*** AVAILABLE RECORDS Section Begins ***
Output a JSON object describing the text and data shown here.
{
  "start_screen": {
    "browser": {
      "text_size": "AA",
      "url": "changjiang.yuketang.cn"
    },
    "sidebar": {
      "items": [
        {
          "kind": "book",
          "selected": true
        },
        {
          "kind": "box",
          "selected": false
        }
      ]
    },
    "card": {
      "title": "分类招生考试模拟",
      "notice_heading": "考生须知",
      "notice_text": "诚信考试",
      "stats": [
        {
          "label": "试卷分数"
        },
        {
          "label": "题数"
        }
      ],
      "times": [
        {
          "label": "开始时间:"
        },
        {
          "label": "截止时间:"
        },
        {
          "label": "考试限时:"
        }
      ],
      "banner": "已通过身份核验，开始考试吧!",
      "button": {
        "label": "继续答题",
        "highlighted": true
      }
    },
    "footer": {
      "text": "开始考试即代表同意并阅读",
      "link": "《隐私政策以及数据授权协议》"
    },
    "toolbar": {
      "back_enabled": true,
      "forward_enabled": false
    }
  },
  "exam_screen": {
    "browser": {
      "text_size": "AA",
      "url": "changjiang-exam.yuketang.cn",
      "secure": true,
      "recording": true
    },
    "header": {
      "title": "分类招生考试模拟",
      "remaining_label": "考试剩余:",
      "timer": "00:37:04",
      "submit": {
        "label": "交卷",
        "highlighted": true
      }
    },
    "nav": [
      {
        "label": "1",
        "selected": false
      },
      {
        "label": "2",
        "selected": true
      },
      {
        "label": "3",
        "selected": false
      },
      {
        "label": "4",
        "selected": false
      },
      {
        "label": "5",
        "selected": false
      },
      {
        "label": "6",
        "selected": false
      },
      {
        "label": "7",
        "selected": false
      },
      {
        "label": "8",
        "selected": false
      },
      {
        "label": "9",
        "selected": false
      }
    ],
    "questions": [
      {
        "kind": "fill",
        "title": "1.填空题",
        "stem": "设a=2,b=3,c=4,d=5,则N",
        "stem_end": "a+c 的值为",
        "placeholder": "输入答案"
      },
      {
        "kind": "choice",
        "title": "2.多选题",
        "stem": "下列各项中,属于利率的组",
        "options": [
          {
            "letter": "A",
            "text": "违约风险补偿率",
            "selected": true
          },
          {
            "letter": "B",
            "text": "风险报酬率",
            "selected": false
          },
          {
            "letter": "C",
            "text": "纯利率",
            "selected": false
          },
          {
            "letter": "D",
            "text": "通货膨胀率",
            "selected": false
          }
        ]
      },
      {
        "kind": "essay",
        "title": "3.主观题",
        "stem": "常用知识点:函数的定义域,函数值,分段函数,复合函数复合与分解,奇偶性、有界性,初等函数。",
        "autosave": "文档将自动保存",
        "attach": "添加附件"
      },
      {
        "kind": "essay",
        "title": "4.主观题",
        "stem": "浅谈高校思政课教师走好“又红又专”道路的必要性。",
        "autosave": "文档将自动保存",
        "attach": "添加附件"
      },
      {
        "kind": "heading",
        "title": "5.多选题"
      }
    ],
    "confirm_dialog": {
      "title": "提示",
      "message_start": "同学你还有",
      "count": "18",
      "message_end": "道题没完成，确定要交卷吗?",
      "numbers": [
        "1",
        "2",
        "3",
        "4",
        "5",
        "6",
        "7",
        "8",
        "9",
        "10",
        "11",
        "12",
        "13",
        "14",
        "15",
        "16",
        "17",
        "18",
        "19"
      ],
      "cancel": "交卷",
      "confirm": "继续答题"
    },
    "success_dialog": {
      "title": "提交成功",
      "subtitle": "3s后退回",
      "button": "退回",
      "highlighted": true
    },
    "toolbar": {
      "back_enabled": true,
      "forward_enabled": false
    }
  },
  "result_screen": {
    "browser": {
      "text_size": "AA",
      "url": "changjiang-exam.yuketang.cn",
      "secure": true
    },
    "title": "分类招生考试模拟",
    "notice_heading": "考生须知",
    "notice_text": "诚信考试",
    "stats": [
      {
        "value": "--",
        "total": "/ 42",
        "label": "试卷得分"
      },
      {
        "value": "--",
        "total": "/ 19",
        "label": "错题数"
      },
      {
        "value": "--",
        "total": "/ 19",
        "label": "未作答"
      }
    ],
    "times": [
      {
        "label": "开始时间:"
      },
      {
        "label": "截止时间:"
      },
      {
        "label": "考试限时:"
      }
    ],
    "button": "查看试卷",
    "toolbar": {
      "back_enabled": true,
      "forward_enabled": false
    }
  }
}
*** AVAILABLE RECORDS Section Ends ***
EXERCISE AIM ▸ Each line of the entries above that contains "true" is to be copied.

WORKED SOLUTION ▸
          "selected": true
        "highlighted": true
      "back_enabled": true,
      "secure": true,
      "recording": true
        "highlighted": true
        "selected": true
            "selected": true
      "highlighted": true
      "back_enabled": true,
      "secure": true
      "back_enabled": true,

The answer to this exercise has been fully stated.